# WHAT TO PRODUCE:
Can you restate the records below word for word?

%%

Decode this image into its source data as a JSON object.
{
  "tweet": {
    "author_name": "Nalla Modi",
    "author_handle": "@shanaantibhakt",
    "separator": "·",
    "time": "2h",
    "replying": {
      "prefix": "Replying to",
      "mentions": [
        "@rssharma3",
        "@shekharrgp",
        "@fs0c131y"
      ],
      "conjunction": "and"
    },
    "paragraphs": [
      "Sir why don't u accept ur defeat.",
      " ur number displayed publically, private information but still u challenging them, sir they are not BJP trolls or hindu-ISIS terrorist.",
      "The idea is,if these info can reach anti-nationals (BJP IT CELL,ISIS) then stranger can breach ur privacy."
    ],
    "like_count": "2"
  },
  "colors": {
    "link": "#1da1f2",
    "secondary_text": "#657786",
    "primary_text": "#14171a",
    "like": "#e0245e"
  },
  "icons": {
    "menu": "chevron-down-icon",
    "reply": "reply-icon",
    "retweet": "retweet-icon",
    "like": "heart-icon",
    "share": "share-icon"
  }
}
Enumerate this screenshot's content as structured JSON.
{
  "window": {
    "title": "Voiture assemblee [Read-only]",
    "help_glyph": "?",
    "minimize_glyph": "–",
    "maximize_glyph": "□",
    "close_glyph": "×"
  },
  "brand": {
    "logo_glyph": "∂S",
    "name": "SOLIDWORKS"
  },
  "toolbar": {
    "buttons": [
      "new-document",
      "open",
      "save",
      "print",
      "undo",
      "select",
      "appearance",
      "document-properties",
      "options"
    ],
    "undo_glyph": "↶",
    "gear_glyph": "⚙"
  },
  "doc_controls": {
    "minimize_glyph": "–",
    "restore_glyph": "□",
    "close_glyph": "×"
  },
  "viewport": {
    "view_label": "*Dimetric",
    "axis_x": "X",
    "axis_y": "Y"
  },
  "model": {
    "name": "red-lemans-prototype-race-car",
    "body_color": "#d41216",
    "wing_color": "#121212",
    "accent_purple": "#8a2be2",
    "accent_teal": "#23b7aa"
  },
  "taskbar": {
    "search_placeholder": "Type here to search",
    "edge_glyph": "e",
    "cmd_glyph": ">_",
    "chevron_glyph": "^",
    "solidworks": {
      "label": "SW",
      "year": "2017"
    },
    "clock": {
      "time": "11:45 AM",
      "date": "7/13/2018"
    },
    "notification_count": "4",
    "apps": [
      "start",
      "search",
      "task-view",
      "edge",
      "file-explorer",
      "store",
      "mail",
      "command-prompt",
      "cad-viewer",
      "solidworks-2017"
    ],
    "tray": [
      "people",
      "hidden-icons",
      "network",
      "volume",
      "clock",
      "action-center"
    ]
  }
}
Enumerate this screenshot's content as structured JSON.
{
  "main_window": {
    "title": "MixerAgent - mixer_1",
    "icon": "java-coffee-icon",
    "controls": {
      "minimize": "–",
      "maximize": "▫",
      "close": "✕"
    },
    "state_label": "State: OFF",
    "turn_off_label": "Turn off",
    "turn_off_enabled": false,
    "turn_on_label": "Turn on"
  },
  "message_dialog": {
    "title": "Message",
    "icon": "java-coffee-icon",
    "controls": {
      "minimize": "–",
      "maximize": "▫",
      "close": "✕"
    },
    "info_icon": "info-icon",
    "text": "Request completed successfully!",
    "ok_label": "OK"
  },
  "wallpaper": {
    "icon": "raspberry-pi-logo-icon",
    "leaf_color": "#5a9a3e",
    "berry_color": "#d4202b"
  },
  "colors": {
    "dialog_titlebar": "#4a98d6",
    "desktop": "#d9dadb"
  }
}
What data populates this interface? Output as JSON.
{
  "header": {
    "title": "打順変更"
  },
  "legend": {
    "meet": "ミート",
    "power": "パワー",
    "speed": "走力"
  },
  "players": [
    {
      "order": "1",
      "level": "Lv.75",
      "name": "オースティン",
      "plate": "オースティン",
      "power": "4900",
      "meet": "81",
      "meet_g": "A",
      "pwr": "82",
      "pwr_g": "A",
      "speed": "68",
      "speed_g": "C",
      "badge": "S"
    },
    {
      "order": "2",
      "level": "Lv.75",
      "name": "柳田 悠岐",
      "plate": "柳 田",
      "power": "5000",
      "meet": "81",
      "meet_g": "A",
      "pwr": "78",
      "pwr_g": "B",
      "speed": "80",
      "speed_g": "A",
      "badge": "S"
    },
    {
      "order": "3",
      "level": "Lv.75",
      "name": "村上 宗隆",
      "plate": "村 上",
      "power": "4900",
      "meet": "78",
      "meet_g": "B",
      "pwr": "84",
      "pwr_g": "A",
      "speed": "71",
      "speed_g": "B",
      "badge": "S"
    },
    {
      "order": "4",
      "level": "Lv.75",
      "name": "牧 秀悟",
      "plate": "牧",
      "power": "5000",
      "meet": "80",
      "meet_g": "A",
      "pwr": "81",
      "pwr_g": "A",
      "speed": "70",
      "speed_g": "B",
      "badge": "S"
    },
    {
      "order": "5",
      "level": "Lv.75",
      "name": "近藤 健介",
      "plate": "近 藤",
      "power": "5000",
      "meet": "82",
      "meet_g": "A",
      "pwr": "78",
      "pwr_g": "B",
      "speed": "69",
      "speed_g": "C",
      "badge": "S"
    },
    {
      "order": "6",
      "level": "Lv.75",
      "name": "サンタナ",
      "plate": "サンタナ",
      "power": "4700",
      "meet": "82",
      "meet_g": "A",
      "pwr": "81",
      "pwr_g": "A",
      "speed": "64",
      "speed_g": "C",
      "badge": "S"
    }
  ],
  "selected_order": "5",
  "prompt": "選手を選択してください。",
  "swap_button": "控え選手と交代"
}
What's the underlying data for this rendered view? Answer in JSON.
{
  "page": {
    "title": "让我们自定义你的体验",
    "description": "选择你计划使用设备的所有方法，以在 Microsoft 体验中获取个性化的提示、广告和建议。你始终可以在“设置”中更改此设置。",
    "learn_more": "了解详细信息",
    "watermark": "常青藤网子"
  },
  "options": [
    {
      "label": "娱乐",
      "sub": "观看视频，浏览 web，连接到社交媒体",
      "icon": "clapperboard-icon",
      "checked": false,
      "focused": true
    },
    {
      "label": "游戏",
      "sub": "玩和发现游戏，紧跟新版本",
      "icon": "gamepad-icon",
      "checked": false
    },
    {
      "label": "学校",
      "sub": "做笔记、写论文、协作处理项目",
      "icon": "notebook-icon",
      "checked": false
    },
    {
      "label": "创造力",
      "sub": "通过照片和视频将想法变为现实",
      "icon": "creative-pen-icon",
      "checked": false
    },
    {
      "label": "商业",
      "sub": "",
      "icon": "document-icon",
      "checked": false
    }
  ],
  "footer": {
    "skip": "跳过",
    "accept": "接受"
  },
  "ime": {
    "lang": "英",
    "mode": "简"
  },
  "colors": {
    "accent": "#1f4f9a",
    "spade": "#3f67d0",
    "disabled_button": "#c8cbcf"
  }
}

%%

# WRITTEN ANSWER:
Decode this image into its source data as a JSON object.
{
  "tweet": {
    "author_name": "Nalla Modi",
    "author_handle": "@shanaantibhakt",
    "separator": "·",
    "time": "2h",
    "replying": {
      "prefix": "Replying to",
      "mentions": [
        "@rssharma3",
        "@shekharrgp",
        "@fs0c131y"
      ],
      "conjunction": "and"
    },
    "paragraphs": [
      "Sir why don't u accept ur defeat.",
      " ur number displayed publically, private information but still u challenging them, sir they are not BJP trolls or hindu-ISIS terrorist.",
      "The idea is,if these info can reach anti-nationals (BJP IT CELL,ISIS) then stranger can breach ur privacy."
    ],
    "like_count": "2"
  },
  "colors": {
    "link": "#1da1f2",
    "secondary_text": "#657786",
    "primary_text": "#14171a",
    "like": "#e0245e"
  },
  "icons": {
    "menu": "chevron-down-icon",
    "reply": "reply-icon",
    "retweet": "retweet-icon",
    "like": "heart-icon",
    "share": "share-icon"
  }
}
Enumerate this screenshot's content as structured JSON.
{
  "window": {
    "title": "Voiture assemblee [Read-only]",
    "help_glyph": "?",
    "minimize_glyph": "–",
    "maximize_glyph": "□",
    "close_glyph": "×"
  },
  "brand": {
    "logo_glyph": "∂S",
    "name": "SOLIDWORKS"
  },
  "toolbar": {
    "buttons": [
      "new-document",
      "open",
      "save",
      "print",
      "undo",
      "select",
      "appearance",
      "document-properties",
      "options"
    ],
    "undo_glyph": "↶",
    "gear_glyph": "⚙"
  },
  "doc_controls": {
    "minimize_glyph": "–",
    "restore_glyph": "□",
    "close_glyph": "×"
  },
  "viewport": {
    "view_label": "*Dimetric",
    "axis_x": "X",
    "axis_y": "Y"
  },
  "model": {
    "name": "red-lemans-prototype-race-car",
    "body_color": "#d41216",
    "wing_color": "#121212",
    "accent_purple": "#8a2be2",
    "accent_teal": "#23b7aa"
  },
  "taskbar": {
    "search_placeholder": "Type here to search",
    "edge_glyph": "e",
    "cmd_glyph": ">_",
    "chevron_glyph": "^",
    "solidworks": {
      "label": "SW",
      "year": "2017"
    },
    "clock": {
      "time": "11:45 AM",
      "date": "7/13/2018"
    },
    "notification_count": "4",
    "apps": [
      "start",
      "search",
      "task-view",
      "edge",
      "file-explorer",
      "store",
      "mail",
      "command-prompt",
      "cad-viewer",
      "solidworks-2017"
    ],
    "tray": [
      "people",
      "hidden-icons",
      "network",
      "volume",
      "clock",
      "action-center"
    ]
  }
}
Enumerate this screenshot's content as structured JSON.
{
  "main_window": {
    "title": "MixerAgent - mixer_1",
    "icon": "java-coffee-icon",
    "controls": {
      "minimize": "–",
      "maximize": "▫",
      "close": "✕"
    },
    "state_label": "State: OFF",
    "turn_off_label": "Turn off",
    "turn_off_enabled": false,
    "turn_on_label": "Turn on"
  },
  "message_dialog": {
    "title": "Message",
    "icon": "java-coffee-icon",
    "controls": {
      "minimize": "–",
      "maximize": "▫",
      "close": "✕"
    },
    "info_icon": "info-icon",
    "text": "Request completed successfully!",
    "ok_label": "OK"
  },
  "wallpaper": {
    "icon": "raspberry-pi-logo-icon",
    "leaf_color": "#5a9a3e",
    "berry_color": "#d4202b"
  },
  "colors": {
    "dialog_titlebar": "#4a98d6",
    "desktop": "#d9dadb"
  }
}
What data populates this interface? Output as JSON.
{
  "header": {
    "title": "打順変更"
  },
  "legend": {
    "meet": "ミート",
    "power": "パワー",
    "speed": "走力"
  },
  "players": [
    {
      "order": "1",
      "level": "Lv.75",
      "name": "オースティン",
      "plate": "オースティン",
      "power": "4900",
      "meet": "81",
      "meet_g": "A",
      "pwr": "82",
      "pwr_g": "A",
      "speed": "68",
      "speed_g": "C",
      "badge": "S"
    },
    {
      "order": "2",
      "level": "Lv.75",
      "name": "柳田 悠岐",
      "plate": "柳 田",
      "power": "5000",
      "meet": "81",
      "meet_g": "A",
      "pwr": "78",
      "pwr_g": "B",
      "speed": "80",
      "speed_g": "A",
      "badge": "S"
    },
    {
      "order": "3",
      "level": "Lv.75",
      "name": "村上 宗隆",
      "plate": "村 上",
      "power": "4900",
      "meet": "78",
      "meet_g": "B",
      "pwr": "84",
      "pwr_g": "A",
      "speed": "71",
      "speed_g": "B",
      "badge": "S"
    },
    {
      "order": "4",
      "level": "Lv.75",
      "name": "牧 秀悟",
      "plate": "牧",
      "power": "5000",
      "meet": "80",
      "meet_g": "A",
      "pwr": "81",
      "pwr_g": "A",
      "speed": "70",
      "speed_g": "B",
      "badge": "S"
    },
    {
      "order": "5",
      "level": "Lv.75",
      "name": "近藤 健介",
      "plate": "近 藤",
      "power": "5000",
      "meet": "82",
      "meet_g": "A",
      "pwr": "78",
      "pwr_g": "B",
      "speed": "69",
      "speed_g": "C",
      "badge": "S"
    },
    {
      "order": "6",
      "level": "Lv.75",
      "name": "サンタナ",
      "plate": "サンタナ",
      "power": "4700",
      "meet": "82",
      "meet_g": "A",
      "pwr": "81",
      "pwr_g": "A",
      "speed": "64",
      "speed_g": "C",
      "badge": "S"
    }
  ],
  "selected_order": "5",
  "prompt": "選手を選択してください。",
  "swap_button": "控え選手と交代"
}
What's the underlying data for this rendered view? Answer in JSON.
{
  "page": {
    "title": "让我们自定义你的体验",
    "description": "选择你计划使用设备的所有方法，以在 Microsoft 体验中获取个性化的提示、广告和建议。你始终可以在“设置”中更改此设置。",
    "learn_more": "了解详细信息",
    "watermark": "常青藤网子"
  },
  "options": [
    {
      "label": "娱乐",
      "sub": "观看视频，浏览 web，连接到社交媒体",
      "icon": "clapperboard-icon",
      "checked": false,
      "focused": true
    },
    {
      "label": "游戏",
      "sub": "玩和发现游戏，紧跟新版本",
      "icon": "gamepad-icon",
      "checked": false
    },
    {
      "label": "学校",
      "sub": "做笔记、写论文、协作处理项目",
      "icon": "notebook-icon",
      "checked": false
    },
    {
      "label": "创造力",
      "sub": "通过照片和视频将想法变为现实",
      "icon": "creative-pen-icon",
      "checked": false
    },
    {
      "label": "商业",
      "sub": "",
      "icon": "document-icon",
      "checked": false
    }
  ],
  "footer": {
    "skip": "跳过",
    "accept": "接受"
  },
  "ime": {
    "lang": "英",
    "mode": "简"
  },
  "colors": {
    "accent": "#1f4f9a",
    "spade": "#3f67d0",
    "disabled_button": "#c8cbcf"
  }
}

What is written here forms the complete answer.